brainscanFive mental health trusts in England have launched a partnership that aims to revolutionise dementia research in the UK. 

Researchers from South London and Maudsley NHS Foundation Trust (SLaM), Oxford Health NHS Foundation Trust, West London Mental Health NHS Trust, Cambridgeshire and Peterborough NHS Foundation Trust and Camden and Islington NHS Foundation Trust will use software developed by the NHS that takes information from patients’ records without revealing sensitive information that could identify them or their carers.
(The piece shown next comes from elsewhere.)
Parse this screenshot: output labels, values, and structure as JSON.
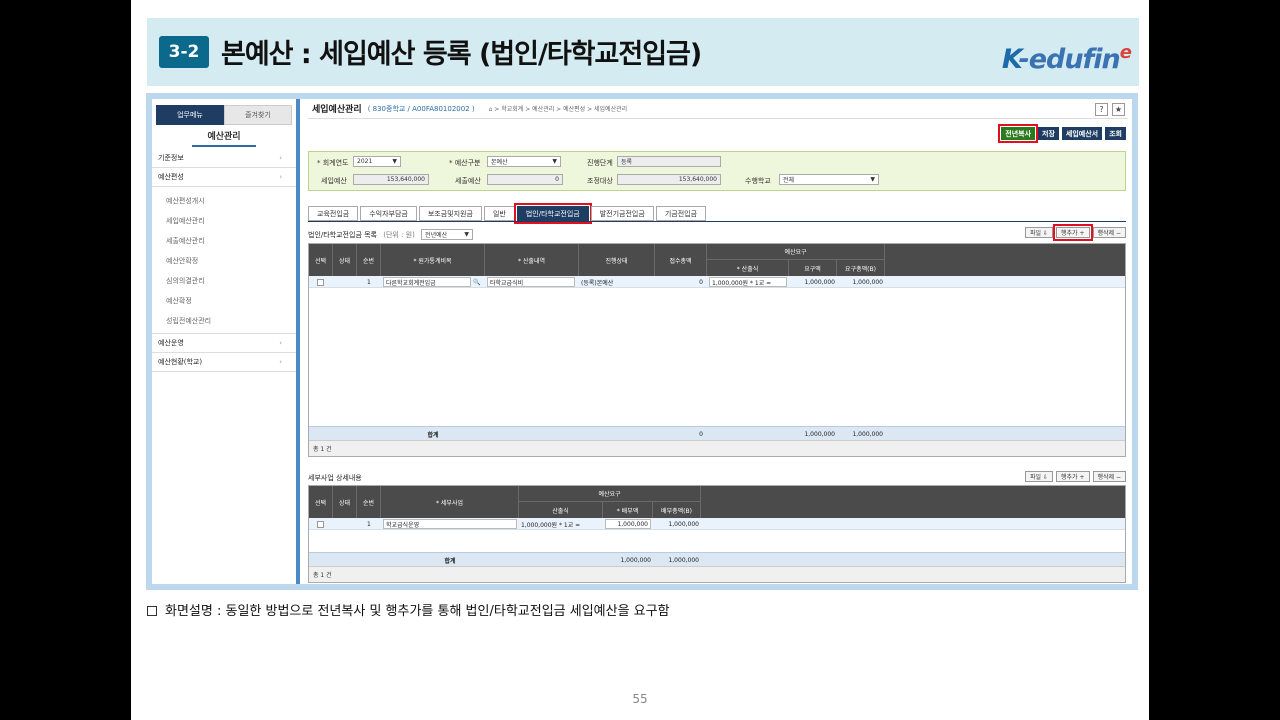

D-CRIS: the Dementia Clinical Record Interactive Search is a world-leading resource that was first developed at the National Institute for Health Research Dementia Biomedical Research Unit at SLaM and the Institute of Psychiatry, King’s College London. It will enable large datasets to be pooled so that research can be conducted at scale, providing investigators with access to one million patient records and enabling them to identify trends in the data and examine why treatments which work for some patients and are not as effective for others.  

Electronic Patient Record systems hold a wealth of clinical patient data. D-CRIS transforms this into a pseudonymised database appropriate for research use. This comprises data recorded in coded and structured form, including dates and scores, plus data held in unstructured free text form, for example, within written assessments, progress notes and correspondence.  

D-CRIS has received ethical approval from an independent committee outside the trusts, as a safe, secure and confidential information source for research.

Ambitious collaboration

Dr Matthew Patrick, SLaM’s chief executive, said: “This is an exciting and ambitious collaboration that builds on CRIS, a resource developed by the NHS for the NHS. It will make the most of patient data held by the NHS, a valuable and rich resource which holds promising potential to enhance the UK’s world-class research and lead to improved patient care. 

“D-CRIS software means we can now link information about patients’ conditions directly with their treatment and care, helping to improve their health. For example, for those with schizophrenia, we will be able to identify whether there are some drugs which are associated with less time spent in hospital and have better outcomes for some people. I am looking forward to seeing the results of this collaboration.”

Rudolf Cardinal, clinical lecturer in psychiatry at Cambridge University, explained how D-CRIS can enhance the research process. “D-CRIS allows us to unlock ways of working that would be impossible using information on paper records,” he said. “For example, as part of the project colleagues are investigating trends in the diagnosis of dementia. Using D-CRIS we can look at individual symptom types that are most common. 

“The sky is the limit with D-CRIS – we have created a world-leading resource for dementia that will give researchers the clout to spot trends and see what treatments work for some and not for others.”

Steve Shrubb, chief executive of the West London Mental Health NHS Trust, added: “D-CRIS is a powerful tool that allows us to advance our clinical trials work whilst also ensuring that participants receive the highest levels of support. We’re looking forward to the benefits that D-CRIS will bring. 

“The system has been developed with extensive service user involvement, and allows us to determine what treatments work for some and not for others. It will also significantly increase available data to researchers and the participation of other NHS organisations will mean that we will have access to much wider, richer data to assess the most effective treatment for dementia.”